## Work request
Each record below needs to be set down again exactly.

Data about app and page elements
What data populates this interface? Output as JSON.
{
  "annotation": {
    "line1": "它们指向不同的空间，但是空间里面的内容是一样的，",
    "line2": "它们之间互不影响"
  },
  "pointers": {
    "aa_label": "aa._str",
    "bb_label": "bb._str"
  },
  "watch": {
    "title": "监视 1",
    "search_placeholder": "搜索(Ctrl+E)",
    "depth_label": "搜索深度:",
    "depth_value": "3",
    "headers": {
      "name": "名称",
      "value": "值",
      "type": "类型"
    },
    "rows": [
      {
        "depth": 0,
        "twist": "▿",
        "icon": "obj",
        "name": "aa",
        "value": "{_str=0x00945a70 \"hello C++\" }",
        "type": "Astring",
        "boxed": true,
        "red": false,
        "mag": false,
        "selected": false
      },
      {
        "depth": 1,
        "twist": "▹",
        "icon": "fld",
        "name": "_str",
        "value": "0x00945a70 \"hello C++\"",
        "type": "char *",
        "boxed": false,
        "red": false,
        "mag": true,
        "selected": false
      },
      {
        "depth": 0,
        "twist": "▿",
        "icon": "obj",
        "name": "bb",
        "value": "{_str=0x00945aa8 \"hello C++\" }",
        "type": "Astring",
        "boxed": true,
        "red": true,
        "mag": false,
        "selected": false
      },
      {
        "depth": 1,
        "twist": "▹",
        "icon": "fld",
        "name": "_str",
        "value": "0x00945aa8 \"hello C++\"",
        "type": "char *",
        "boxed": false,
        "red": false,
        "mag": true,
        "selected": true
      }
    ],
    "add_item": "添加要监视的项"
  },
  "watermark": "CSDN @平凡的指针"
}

## Written response
What data populates this interface? Output as JSON.
{
  "annotation": {
    "line1": "它们指向不同的空间，但是空间里面的内容是一样的，",
    "line2": "它们之间互不影响"
  },
  "pointers": {
    "aa_label": "aa._str",
    "bb_label": "bb._str"
  },
  "watch": {
    "title": "监视 1",
    "search_placeholder": "搜索(Ctrl+E)",
    "depth_label": "搜索深度:",
    "depth_value": "3",
    "headers": {
      "name": "名称",
      "value": "值",
      "type": "类型"
    },
    "rows": [
      {
        "depth": 0,
        "twist": "▿",
        "icon": "obj",
        "name": "aa",
        "value": "{_str=0x00945a70 \"hello C++\" }",
        "type": "Astring",
        "boxed": true,
        "red": false,
        "mag": false,
        "selected": false
      },
      {
        "depth": 1,
        "twist": "▹",
        "icon": "fld",
        "name": "_str",
        "value": "0x00945a70 \"hello C++\"",
        "type": "char *",
        "boxed": false,
        "red": false,
        "mag": true,
        "selected": false
      },
      {
        "depth": 0,
        "twist": "▿",
        "icon": "obj",
        "name": "bb",
        "value": "{_str=0x00945aa8 \"hello C++\" }",
        "type": "Astring",
        "boxed": true,
        "red": true,
        "mag": false,
        "selected": false
      },
      {
        "depth": 1,
        "twist": "▹",
        "icon": "fld",
        "name": "_str",
        "value": "0x00945aa8 \"hello C++\"",
        "type": "char *",
        "boxed": false,
        "red": false,
        "mag": true,
        "selected": true
      }
    ],
    "add_item": "添加要监视的项"
  },
  "watermark": "CSDN @平凡的指针"
}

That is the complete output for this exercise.